  17. "Old Fashioned Gown" OCLC 755811220 and 498526150
  18. "When a Regular Boy Loves a Regular Girl" OCLC 755811215 and 497282681
  19. "Up on Fifth Avenue Near Central Park"
  20. "Jimmy" OCLC 497894150
  • Sons O' Guns, music by Coots, November 26, 1929 – August 9, 1930
  • Broadway Nights, featuring songs by Coots, July 15, 1929 – August 17, 1929
  • George White's Scandals, musical review, featuring songs by Coots, July 2, 1928 – January 19, 1929
  • White Lights, music by Coots, October 11, 1927 – November 5, 1927
  • Gay Paree, musical review, music and lyrics by Coots, November 9, 1926 – April 9, 1927 & August 18, 1925 – January 30, 1926
  • A Night in Paris, musical review, music by Coots, July 26, 1926 – October 30, 1926 & January 5, 1926 – July 10, 1926
  • The Merry World, musical review, music by Coots, June 8, 1926 – August 21, 1926
  • Mayflowers, music by Coots, November 24, 1925 – January 30, 1926
  • June Days, musical, music by Coots, August 6, 1925 – October 17, 1925
  • Artists and Models, musical review, music by Coots, June 24, 1925 – May 7, 1926
  • Artists and Models, musical review, music by Coots, October 15, 1924 – May 23, 1925
  • Innocent Eyes, musical review, additional music by Coots, May 20, 1924 – August 30, 1924
  • Dew Drop Inn, musical comedy, featuring songs by Coots, May 17, 1923 – August 25, 1923
  • Spice of 1922, musical review, music by Coots, July 6, 1922 – September 9, 1922

External links[edit]

Notes and references[edit]
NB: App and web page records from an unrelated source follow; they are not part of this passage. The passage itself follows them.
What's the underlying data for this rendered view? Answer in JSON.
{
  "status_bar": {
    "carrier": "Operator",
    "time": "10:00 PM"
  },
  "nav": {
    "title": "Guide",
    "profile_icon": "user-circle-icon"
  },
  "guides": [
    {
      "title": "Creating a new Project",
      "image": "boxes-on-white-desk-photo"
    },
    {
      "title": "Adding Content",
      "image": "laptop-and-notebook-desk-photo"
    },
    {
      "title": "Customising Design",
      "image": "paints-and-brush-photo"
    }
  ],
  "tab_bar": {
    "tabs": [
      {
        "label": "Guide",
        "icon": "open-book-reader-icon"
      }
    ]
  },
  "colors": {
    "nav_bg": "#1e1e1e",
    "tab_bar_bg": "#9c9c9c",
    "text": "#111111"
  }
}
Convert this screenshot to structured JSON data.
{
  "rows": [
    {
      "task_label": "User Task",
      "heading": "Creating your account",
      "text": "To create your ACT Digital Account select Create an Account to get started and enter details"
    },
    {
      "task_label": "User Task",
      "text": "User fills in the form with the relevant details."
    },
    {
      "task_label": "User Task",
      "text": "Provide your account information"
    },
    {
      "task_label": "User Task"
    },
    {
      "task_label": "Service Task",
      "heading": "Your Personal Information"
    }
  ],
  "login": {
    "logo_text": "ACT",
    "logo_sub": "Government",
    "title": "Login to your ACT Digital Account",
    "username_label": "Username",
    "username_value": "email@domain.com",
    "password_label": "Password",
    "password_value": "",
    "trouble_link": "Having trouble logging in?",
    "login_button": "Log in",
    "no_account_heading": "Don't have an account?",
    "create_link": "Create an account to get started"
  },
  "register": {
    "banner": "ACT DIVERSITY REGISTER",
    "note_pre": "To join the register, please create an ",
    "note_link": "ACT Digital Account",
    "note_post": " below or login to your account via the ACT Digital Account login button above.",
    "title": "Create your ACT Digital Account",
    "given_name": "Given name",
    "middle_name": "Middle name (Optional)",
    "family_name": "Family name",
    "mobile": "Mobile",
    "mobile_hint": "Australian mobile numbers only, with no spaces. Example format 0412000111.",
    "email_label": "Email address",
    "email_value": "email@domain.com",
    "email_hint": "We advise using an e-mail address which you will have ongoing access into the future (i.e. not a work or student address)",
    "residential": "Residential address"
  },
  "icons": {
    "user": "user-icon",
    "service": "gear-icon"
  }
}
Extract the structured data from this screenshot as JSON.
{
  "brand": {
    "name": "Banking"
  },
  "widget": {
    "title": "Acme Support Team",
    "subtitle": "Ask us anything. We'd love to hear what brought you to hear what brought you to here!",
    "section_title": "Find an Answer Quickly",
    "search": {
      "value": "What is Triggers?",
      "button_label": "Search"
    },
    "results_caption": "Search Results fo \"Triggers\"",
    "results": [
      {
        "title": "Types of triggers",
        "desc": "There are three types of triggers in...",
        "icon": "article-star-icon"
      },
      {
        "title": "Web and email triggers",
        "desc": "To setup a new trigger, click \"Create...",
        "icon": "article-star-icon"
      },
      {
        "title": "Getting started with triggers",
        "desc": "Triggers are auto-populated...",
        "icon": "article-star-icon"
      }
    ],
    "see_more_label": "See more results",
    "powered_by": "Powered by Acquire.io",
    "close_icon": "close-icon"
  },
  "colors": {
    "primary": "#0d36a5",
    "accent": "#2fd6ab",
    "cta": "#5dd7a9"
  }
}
Notes
  1. ^ Most biographies state that Coots was born in Brooklyn. But an April 6, 1930, New York Times article, "In the Spotlight's Glare," states that he was born in Keene, New Hampshire.
  2. ^ Harry Engel (1894 Vienna, Austria – 1965 Los Angeles) had been a sheet music traveling salesman for Richmond-Robbins, Inc. — Maurice Aaron Richmond (1878–1965) and nephew, John J. (Jack) Robbins (1894–1959) — then Robbins-Engel, Inc., the Irving Berlin; then after his affiliation with Davis, Coots & Engel, Inc., he went on to become head of West Coast Operations for BMI
Original copyrights
Catalog of Copyright Entries, Part 3 Musical Compositions, New Series, Library of Congress, Copyright Office
Copyright renewals
Catalog of Copyright Entries, Part 3, Musical Compositions, Third Series, Library of Congress, Copyright Office
  1. ^ Vol.  15, Part 5, No. 2, July–December 1961, pg. 246, pg. 1706
Inline citations
  1. ^ "In the Spotlight's Glare," New York Times, April 6, 1930
  2. ^ The Annual Obituary, Margot Levy (ed.), St. James Press (1985); OCLC 153294307
  3. ^ Biography Index, H.W. Wilson Co.; ISSN 0006-3053
         Vol. 14: Sep. 1984 – Aug. 1986 (1986); OCLC 30457106
         Vol. 15: Sep. 1986 – Aug. 1988 (1988); OCLC 30326307
         Vol. 16: Sep. 1988 – Aug. 1990 (1990); OCLC 30326352
  4. ^ Songwriters: A Biographical Dictionary with Discographies, by Nigel Harrison, Jefferson, North Carolina: McFarland & Co. (1998); OCLC 38964064
  5. ^ The New York Times Biographical Service, Vol. 16, Nos. 1–12, Ann Arbor: University Microfilms International (1985); ISSN 0161-2433
  6. ^ Joel Whitburn's Pop Memories, 1890–1954, Record Research (1986); OCLC 15252908
  7. ^ "The Story of the song 'Santa Claus Is Coming to Town,'" The Kiwanis Magazine December 1956; ISSN 0023-1975 (excerpt)
  8. ^ a b "Honor Roll of Hits," Billboard, March 18, 1950